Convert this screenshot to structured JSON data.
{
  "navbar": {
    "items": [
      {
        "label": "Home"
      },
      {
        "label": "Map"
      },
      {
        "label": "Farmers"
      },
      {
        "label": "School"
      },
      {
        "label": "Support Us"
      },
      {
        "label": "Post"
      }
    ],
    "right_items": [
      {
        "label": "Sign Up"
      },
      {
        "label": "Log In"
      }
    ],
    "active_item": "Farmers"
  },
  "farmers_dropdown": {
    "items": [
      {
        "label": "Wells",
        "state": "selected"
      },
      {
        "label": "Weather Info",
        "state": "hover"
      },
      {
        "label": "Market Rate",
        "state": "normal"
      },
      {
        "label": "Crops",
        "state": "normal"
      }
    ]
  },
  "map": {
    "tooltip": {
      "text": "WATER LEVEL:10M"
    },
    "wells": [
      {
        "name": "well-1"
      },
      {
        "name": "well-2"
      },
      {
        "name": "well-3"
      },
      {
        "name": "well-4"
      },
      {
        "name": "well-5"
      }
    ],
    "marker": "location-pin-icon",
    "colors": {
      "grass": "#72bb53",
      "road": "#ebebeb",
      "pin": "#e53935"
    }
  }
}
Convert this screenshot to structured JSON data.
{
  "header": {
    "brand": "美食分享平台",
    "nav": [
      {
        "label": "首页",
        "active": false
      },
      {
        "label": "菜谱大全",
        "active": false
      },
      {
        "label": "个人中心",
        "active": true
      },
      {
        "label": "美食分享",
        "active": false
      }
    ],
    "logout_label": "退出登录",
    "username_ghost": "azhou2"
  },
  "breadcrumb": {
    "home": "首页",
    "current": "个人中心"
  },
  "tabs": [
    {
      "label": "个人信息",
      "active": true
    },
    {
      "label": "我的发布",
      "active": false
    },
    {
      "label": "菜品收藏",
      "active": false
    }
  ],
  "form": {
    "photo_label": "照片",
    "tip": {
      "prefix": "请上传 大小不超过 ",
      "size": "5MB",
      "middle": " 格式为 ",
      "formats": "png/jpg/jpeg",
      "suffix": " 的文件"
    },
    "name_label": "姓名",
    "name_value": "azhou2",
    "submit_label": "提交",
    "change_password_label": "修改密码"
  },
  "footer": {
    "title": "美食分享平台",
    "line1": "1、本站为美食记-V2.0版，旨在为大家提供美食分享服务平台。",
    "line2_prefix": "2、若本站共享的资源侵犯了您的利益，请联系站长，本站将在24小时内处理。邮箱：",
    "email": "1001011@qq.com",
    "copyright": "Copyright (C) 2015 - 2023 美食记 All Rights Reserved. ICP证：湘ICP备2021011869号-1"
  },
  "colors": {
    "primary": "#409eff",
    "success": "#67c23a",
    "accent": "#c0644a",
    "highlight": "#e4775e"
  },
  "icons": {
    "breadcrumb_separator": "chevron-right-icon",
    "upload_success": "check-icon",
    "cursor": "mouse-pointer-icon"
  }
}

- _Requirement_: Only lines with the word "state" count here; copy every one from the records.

- _Exercise solution_:
        "state": "selected"
        "state": "hover"
        "state": "normal"
        "state": "normal"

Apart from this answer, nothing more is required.